DeclensionEdit
DescendantsEdit
  • Middle Low German: gôd

Etymology 3Edit

From Proto-Germanic *gudą, from the Proto-Indo-European *ǵʰuto- (invoked (one)). Compare Old English god, Old Frisian god, Old High German got, Old Norse guð.

PronunciationEdit

NounEdit

god n

  1. god
    • godes ēgan barn
      God's own child
      (Heliand, verse 326)
DeclensionEdit
DescendantsEdit

Etymology 4Edit

From Proto-Germanic *gudą.

PronunciationEdit

NounEdit

god m

  1. God, the Christian god
    • thia habdon maht godes helpa fan himila
      They had the power by the help of God in the heavens
      (Heliand, verse 11)
DeclensionEdit
DescendantsEdit
  • Middle Low German: God

RomanschEdit

Alternative formsEdit

EtymologyEdit

Of probable Germanic origins (compare German Wald, Dutch woud).

NounEdit

god m (plural gods)

  1. (Puter, Vallader) forest

Serbo-CroatianEdit

EtymologyEdit

From Proto-Slavic *godъ. Cognate with Slovene god, Old Church Slavonic годъ (godŭ), Russian год (god).

PronunciationEdit

NounEdit

gȏd m (Cyrillic spelling го̑д)

  1. name day
  2. anniversary, holiday
  3. ring (on a tree)

DeclensionEdit

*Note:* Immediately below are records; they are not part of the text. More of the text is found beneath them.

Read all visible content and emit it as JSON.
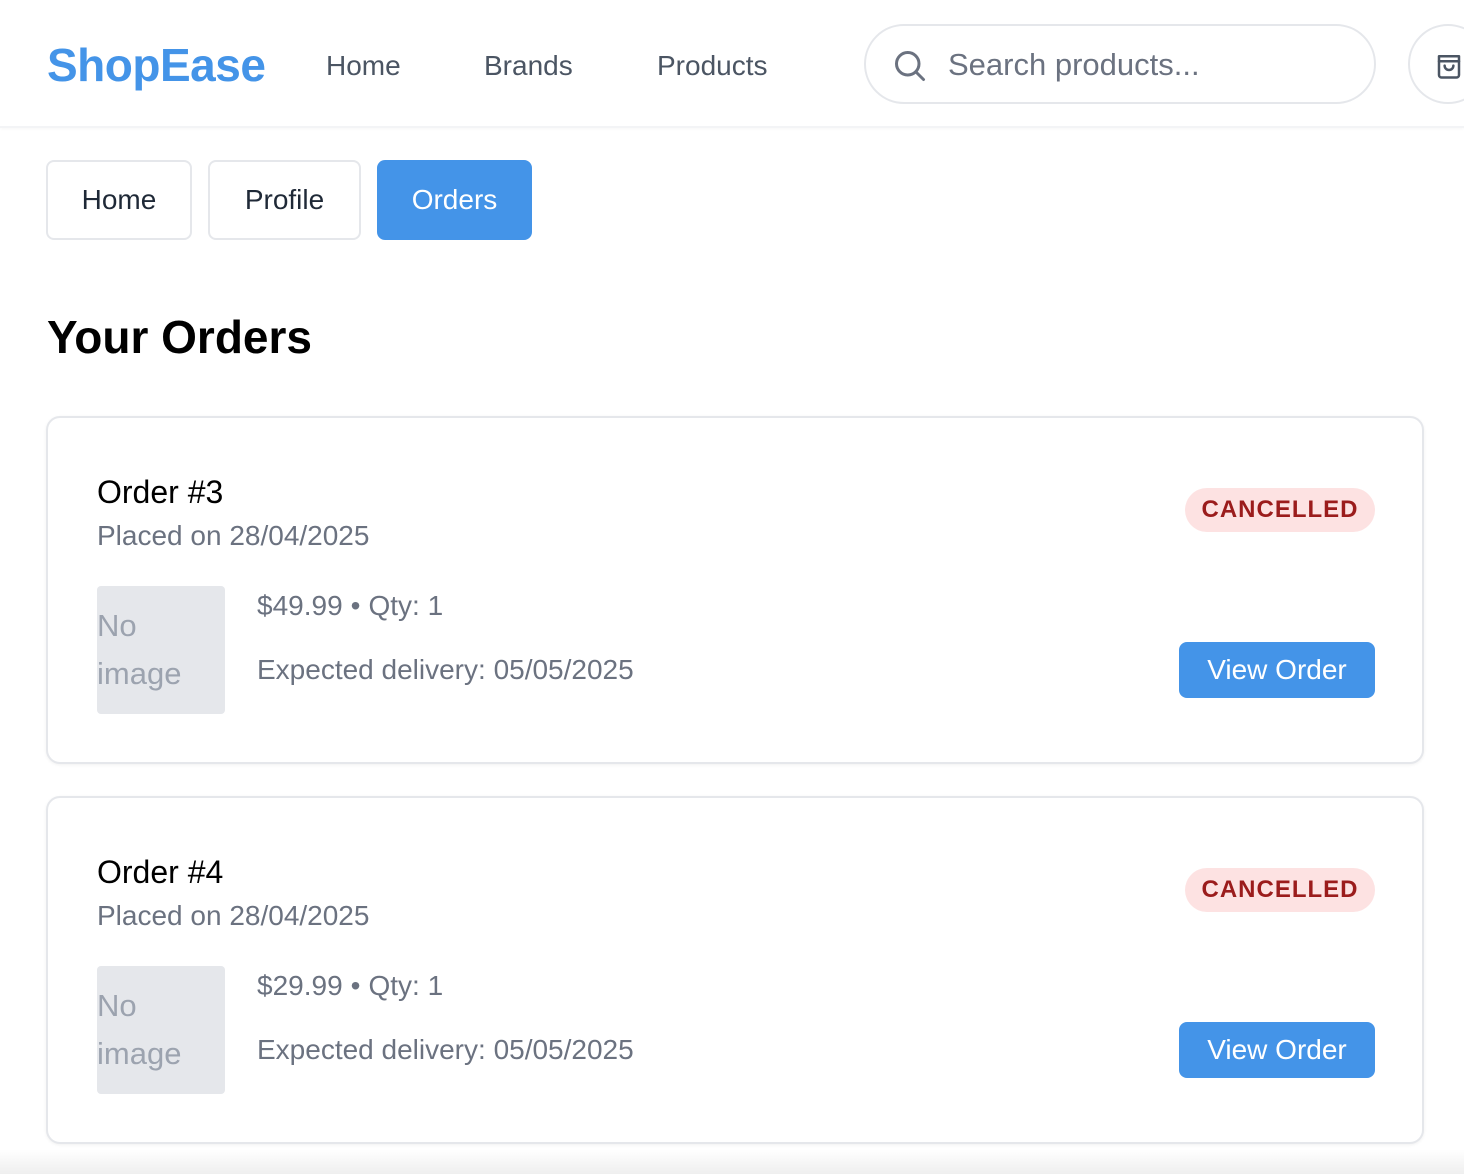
{
  "header": {
    "logo": "ShopEase",
    "nav": [
      "Home",
      "Brands",
      "Products"
    ],
    "search_placeholder": "Search products..."
  },
  "tabs": [
    {
      "label": "Home",
      "active": false
    },
    {
      "label": "Profile",
      "active": false
    },
    {
      "label": "Orders",
      "active": true
    }
  ],
  "page_title": "Your Orders",
  "orders": [
    {
      "title": "Order #3",
      "placed": "Placed on 28/04/2025",
      "status": "CANCELLED",
      "thumb_text": "No image",
      "price": "$49.99",
      "separator": "•",
      "qty": "Qty: 1",
      "delivery": "Expected delivery: 05/05/2025",
      "button": "View Order"
    },
    {
      "title": "Order #4",
      "placed": "Placed on 28/04/2025",
      "status": "CANCELLED",
      "thumb_text": "No image",
      "price": "$29.99",
      "separator": "•",
      "qty": "Qty: 1",
      "delivery": "Expected delivery: 05/05/2025",
      "button": "View Order"
    }
  ],
  "colors": {
    "accent": "#4494e8",
    "badge_bg": "#fde2e2",
    "badge_text": "#9b1c1c"
  },
  "icons": {
    "search": "search-icon",
    "cart": "shopping-bag-icon"
  }
}
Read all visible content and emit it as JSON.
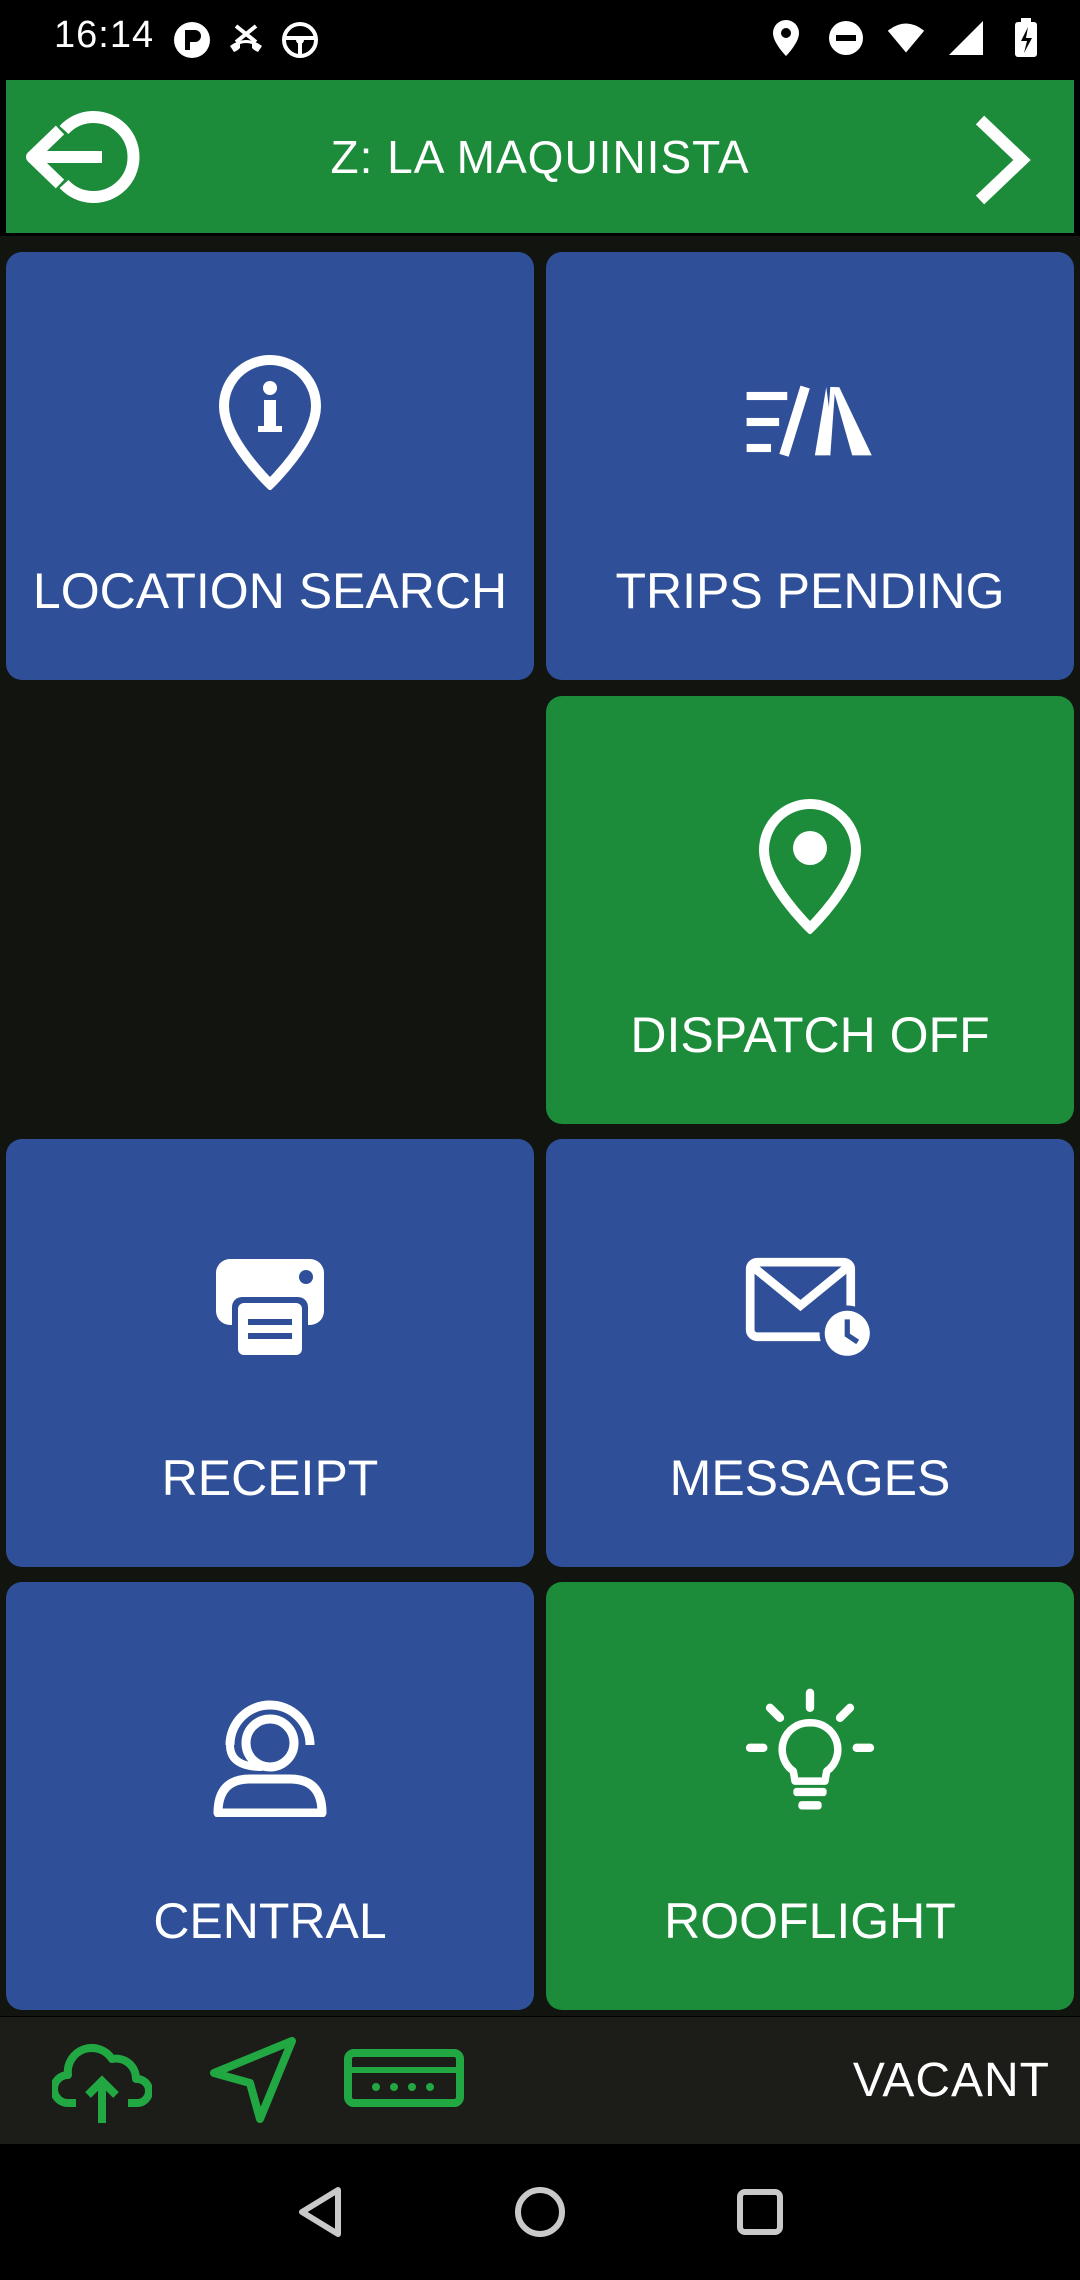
{
  "status_bar": {
    "time": "16:14",
    "left_icons": [
      "p-circle-icon",
      "call-end-icon",
      "steering-wheel-icon"
    ],
    "right_icons": [
      "location-pin-icon",
      "do-not-disturb-icon",
      "wifi-icon",
      "signal-icon",
      "battery-charging-icon"
    ]
  },
  "header": {
    "title": "Z: LA MAQUINISTA",
    "back_icon": "logout-arrow-icon",
    "next_icon": "chevron-right-icon",
    "color": "#1c8b3a"
  },
  "tiles": [
    {
      "label": "LOCATION SEARCH",
      "icon": "location-info-icon",
      "color": "#2f5098"
    },
    {
      "label": "TRIPS PENDING",
      "icon": "road-lines-icon",
      "color": "#2f5098"
    },
    {
      "label": "DISPATCH OFF",
      "icon": "map-pin-icon",
      "color": "#1c8b3a"
    },
    {
      "label": "RECEIPT",
      "icon": "printer-icon",
      "color": "#2f5098"
    },
    {
      "label": "MESSAGES",
      "icon": "mail-clock-icon",
      "color": "#2f5098"
    },
    {
      "label": "CENTRAL",
      "icon": "headset-agent-icon",
      "color": "#2f5098"
    },
    {
      "label": "ROOFLIGHT",
      "icon": "lightbulb-icon",
      "color": "#1c8b3a"
    }
  ],
  "bottom_bar": {
    "icons": [
      "cloud-upload-icon",
      "navigation-arrow-icon",
      "taximeter-icon"
    ],
    "status_label": "VACANT",
    "accent": "#22a843"
  },
  "nav_bar": {
    "buttons": [
      "back-triangle-icon",
      "home-circle-icon",
      "recents-square-icon"
    ]
  }
}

ParticleEdit

god (Cyrillic spelling год)

  1. generalization particle
    (t)ko god — whoever
    što god — whatever
    štа god — whatever
    koji god — whichever
    Uzmi koji god hočeš.
    Take whichever you want.
    kad god — whenever
    čiji god — whoever's
    kako god — in whichever way
    kakav god — of whatever kind
    koliki god — of whichever size
    koliko god — no matter how much/many

SloveneEdit

EtymologyEdit

From Proto-Slavic *godъ. Cognate with Serbo-Croatian god, Old Church Slavonic годъ (godŭ).

PronunciationEdit

NounEdit

gód m inan (genitive godú or góda, nominative plural godôvi)

  1. name day

DeclensionEdit


SwedishEdit

EtymologyEdit

From Old Swedish goþer, from Old Norse góðr, from Proto-Germanic *gōdaz, from Proto-Indo-European *gʰedʰ- (to join, to unite).

PronunciationEdit

AdjectiveEdit

god (comparative godare, superlative godast)

  1. good (not evil), kind
  2. good (tasting)

DeclensionEdit

AntonymsEdit

AdjectiveEdit

god (comparative bättre, superlative bäst)

  1. good (not bad), fine, useful

DeclensionEdit

Positive forms as above, comparative bättre, superlative bäst.

Derived termsEdit

AntonymsEdit


West FrisianEdit

EtymologyEdit

From Old Frisian god, from Proto-Germanic *gudą, from Proto-Indo-European *ǵʰuto-. Compare English and Dutch god, German Gott, Danish gud.

NounEdit

god c (pl goaden)

  1. god, deity